**STORED DATA:**
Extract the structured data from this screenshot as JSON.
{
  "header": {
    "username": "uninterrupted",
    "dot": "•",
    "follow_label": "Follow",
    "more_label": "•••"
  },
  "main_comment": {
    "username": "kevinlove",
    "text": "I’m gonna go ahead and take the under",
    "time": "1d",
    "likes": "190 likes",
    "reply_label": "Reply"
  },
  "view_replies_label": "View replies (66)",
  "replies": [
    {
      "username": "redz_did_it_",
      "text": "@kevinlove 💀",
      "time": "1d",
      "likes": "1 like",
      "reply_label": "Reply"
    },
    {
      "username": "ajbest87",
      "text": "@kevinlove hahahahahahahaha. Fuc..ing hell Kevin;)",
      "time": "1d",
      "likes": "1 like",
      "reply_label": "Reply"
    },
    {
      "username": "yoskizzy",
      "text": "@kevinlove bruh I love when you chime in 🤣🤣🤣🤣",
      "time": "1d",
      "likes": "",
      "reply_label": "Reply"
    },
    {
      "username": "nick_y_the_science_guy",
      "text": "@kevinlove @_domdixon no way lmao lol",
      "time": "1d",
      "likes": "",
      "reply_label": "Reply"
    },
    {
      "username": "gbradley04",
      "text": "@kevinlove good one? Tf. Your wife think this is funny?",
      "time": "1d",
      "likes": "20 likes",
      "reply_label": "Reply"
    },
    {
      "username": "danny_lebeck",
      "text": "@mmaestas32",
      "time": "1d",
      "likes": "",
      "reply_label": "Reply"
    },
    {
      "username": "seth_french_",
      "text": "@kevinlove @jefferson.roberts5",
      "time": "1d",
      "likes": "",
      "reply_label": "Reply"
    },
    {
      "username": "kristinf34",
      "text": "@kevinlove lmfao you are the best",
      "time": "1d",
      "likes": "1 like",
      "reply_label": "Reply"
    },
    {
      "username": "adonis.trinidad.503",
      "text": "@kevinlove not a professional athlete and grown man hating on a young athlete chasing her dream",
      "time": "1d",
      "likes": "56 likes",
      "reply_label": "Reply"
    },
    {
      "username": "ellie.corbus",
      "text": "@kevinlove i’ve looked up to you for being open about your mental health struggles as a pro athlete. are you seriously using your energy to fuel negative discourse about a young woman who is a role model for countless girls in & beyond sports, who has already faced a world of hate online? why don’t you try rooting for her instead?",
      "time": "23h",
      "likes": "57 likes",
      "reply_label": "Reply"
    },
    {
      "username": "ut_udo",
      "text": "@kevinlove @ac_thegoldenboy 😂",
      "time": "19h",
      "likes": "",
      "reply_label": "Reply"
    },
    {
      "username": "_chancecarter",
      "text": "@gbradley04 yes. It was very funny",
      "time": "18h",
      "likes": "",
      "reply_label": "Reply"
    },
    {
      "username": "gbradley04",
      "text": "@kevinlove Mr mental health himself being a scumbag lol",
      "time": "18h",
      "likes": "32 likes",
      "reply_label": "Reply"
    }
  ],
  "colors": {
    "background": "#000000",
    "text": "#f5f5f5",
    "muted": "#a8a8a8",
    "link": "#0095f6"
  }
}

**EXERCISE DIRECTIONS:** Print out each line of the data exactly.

**ANSWER FOR THIS EXERCISE:**
Extract the structured data from this screenshot as JSON.
{
  "header": {
    "username": "uninterrupted",
    "dot": "•",
    "follow_label": "Follow",
    "more_label": "•••"
  },
  "main_comment": {
    "username": "kevinlove",
    "text": "I’m gonna go ahead and take the under",
    "time": "1d",
    "likes": "190 likes",
    "reply_label": "Reply"
  },
  "view_replies_label": "View replies (66)",
  "replies": [
    {
      "username": "redz_did_it_",
      "text": "@kevinlove 💀",
      "time": "1d",
      "likes": "1 like",
      "reply_label": "Reply"
    },
    {
      "username": "ajbest87",
      "text": "@kevinlove hahahahahahahaha. Fuc..ing hell Kevin;)",
      "time": "1d",
      "likes": "1 like",
      "reply_label": "Reply"
    },
    {
      "username": "yoskizzy",
      "text": "@kevinlove bruh I love when you chime in 🤣🤣🤣🤣",
      "time": "1d",
      "likes": "",
      "reply_label": "Reply"
    },
    {
      "username": "nick_y_the_science_guy",
      "text": "@kevinlove @_domdixon no way lmao lol",
      "time": "1d",
      "likes": "",
      "reply_label": "Reply"
    },
    {
      "username": "gbradley04",
      "text": "@kevinlove good one? Tf. Your wife think this is funny?",
      "time": "1d",
      "likes": "20 likes",
      "reply_label": "Reply"
    },
    {
      "username": "danny_lebeck",
      "text": "@mmaestas32",
      "time": "1d",
      "likes": "",
      "reply_label": "Reply"
    },
    {
      "username": "seth_french_",
      "text": "@kevinlove @jefferson.roberts5",
      "time": "1d",
      "likes": "",
      "reply_label": "Reply"
    },
    {
      "username": "kristinf34",
      "text": "@kevinlove lmfao you are the best",
      "time": "1d",
      "likes": "1 like",
      "reply_label": "Reply"
    },
    {
      "username": "adonis.trinidad.503",
      "text": "@kevinlove not a professional athlete and grown man hating on a young athlete chasing her dream",
      "time": "1d",
      "likes": "56 likes",
      "reply_label": "Reply"
    },
    {
      "username": "ellie.corbus",
      "text": "@kevinlove i’ve looked up to you for being open about your mental health struggles as a pro athlete. are you seriously using your energy to fuel negative discourse about a young woman who is a role model for countless girls in & beyond sports, who has already faced a world of hate online? why don’t you try rooting for her instead?",
      "time": "23h",
      "likes": "57 likes",
      "reply_label": "Reply"
    },
    {
      "username": "ut_udo",
      "text": "@kevinlove @ac_thegoldenboy 😂",
      "time": "19h",
      "likes": "",
      "reply_label": "Reply"
    },
    {
      "username": "_chancecarter",
      "text": "@gbradley04 yes. It was very funny",
      "time": "18h",
      "likes": "",
      "reply_label": "Reply"
    },
    {
      "username": "gbradley04",
      "text": "@kevinlove Mr mental health himself being a scumbag lol",
      "time": "18h",
      "likes": "32 likes",
      "reply_label": "Reply"
    }
  ],
  "colors": {
    "background": "#000000",
    "text": "#f5f5f5",
    "muted": "#a8a8a8",
    "link": "#0095f6"
  }
}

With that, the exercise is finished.